### Isosceles

Prove that a triangle with sides of length 5, 5 and 6 has the same area as a triangle with sides of length 5, 5 and 8. Find other pairs of non-congruent isosceles triangles which have equal areas.

Four rods, two of length a and two of length b, are linked to form a kite. The linkage is moveable so that the angles change. What is the maximum area of the kite?

### Estimating Angles

How good are you at estimating angles?

##### Age 11 to 14 Short Challenge Level:

There are two different ways of calculating the angle $x$.

The first method is as follows:

The blue angle can be calculated since angles on a straight line add to $180^\circ$. This means it is $180^\circ - 100^\circ = 80^\circ$.

The orange angle can be calculated similarly, to be $180^\circ - 93^\circ = 87^\circ$.

The green angle can then be calculated since the angles in the top-left triangle add up to $180^\circ$. This is $180^\circ - 80^\circ - 58^\circ = 42^\circ$.

The green and red angles are opposite angles. This means that they are equal, so the red angle is also $42^\circ$.

Then, the angles in the left-hand triangle must add up to $180^\circ$, so $x^\circ = 180^\circ - 42^\circ - 87^\circ= 51^\circ$.

The other method involves looking at the farthest right angle in the diagram.

The angles in the red and purple triangle must add up to $180^\circ$, so the green angle is $180^\circ - 58^\circ - 93^\circ = 29^\circ$.

Then, the angles in the blue triangle must also add up to $180^\circ$. Therefore, $x^\circ = 180^\circ - 29^\circ - 100^\circ = 51^\circ$.

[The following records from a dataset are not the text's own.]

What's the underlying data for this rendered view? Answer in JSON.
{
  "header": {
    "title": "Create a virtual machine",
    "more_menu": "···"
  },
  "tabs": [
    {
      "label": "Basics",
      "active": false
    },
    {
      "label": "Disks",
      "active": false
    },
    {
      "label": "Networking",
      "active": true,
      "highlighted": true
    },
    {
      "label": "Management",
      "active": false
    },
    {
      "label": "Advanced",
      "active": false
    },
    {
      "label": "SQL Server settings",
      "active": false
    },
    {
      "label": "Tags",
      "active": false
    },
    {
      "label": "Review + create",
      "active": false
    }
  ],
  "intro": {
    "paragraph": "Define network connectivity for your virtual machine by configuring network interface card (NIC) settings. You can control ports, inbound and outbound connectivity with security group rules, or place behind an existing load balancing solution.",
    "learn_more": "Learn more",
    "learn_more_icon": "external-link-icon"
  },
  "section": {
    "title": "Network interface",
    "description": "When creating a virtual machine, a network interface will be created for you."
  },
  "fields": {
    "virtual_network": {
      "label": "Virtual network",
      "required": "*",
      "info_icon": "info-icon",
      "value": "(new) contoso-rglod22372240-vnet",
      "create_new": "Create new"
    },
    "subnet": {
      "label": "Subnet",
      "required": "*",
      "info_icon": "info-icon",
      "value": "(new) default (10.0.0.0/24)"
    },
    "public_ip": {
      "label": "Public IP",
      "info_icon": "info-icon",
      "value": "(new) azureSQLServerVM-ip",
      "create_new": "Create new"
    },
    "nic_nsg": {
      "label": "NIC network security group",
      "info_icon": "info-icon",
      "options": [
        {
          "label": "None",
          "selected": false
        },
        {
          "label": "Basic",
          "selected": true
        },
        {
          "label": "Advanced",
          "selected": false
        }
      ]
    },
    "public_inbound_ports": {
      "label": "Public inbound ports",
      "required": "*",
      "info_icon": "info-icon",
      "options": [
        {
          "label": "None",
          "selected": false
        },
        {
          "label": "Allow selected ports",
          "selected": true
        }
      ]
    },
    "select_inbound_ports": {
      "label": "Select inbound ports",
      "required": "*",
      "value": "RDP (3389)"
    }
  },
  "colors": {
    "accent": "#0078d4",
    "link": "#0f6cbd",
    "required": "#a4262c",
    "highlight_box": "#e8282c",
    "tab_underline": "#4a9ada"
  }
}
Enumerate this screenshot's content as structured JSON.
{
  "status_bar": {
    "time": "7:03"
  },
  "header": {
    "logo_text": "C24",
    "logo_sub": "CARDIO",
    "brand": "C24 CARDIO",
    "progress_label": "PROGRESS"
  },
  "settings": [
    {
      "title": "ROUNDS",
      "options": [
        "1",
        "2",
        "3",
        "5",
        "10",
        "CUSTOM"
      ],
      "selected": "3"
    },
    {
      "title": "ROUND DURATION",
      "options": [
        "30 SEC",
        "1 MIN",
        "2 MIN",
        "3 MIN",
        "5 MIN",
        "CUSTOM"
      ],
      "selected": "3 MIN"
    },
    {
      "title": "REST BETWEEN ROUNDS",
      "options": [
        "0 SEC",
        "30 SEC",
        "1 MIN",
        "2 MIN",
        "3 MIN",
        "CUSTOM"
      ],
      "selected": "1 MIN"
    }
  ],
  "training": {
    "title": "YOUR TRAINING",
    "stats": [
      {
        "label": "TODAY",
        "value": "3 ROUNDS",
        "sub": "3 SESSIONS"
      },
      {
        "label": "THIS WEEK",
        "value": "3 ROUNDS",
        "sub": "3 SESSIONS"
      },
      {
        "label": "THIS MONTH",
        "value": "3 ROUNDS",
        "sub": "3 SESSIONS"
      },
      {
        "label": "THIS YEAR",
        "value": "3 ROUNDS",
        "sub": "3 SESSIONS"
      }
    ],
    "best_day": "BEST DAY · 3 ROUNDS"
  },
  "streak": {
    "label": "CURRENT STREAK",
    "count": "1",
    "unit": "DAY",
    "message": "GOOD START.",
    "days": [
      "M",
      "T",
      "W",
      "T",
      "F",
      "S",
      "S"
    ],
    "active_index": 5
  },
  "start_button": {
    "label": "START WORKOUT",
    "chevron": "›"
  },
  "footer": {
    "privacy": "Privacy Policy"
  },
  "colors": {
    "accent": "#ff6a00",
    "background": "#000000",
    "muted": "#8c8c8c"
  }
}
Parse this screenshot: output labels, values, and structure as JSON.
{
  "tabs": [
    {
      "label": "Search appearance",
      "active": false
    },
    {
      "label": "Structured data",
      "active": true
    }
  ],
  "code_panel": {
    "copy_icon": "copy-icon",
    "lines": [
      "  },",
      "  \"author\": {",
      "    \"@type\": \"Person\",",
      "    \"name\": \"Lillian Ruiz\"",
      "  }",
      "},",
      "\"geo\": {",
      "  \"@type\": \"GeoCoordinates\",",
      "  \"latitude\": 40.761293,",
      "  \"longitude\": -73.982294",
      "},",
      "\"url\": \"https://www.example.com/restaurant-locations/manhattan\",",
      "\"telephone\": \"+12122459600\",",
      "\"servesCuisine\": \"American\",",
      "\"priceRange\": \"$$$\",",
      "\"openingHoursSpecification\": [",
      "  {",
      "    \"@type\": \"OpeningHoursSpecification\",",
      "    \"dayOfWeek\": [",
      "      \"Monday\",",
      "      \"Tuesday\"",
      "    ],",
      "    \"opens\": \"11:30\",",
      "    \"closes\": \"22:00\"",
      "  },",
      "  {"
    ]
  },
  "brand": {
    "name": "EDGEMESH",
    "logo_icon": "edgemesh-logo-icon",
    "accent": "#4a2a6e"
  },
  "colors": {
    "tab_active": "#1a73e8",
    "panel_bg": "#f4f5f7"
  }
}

This problem is taken from the UKMT Mathematical Challenges.
You can find more short problems, arranged by curriculum topic, in our short problems collection.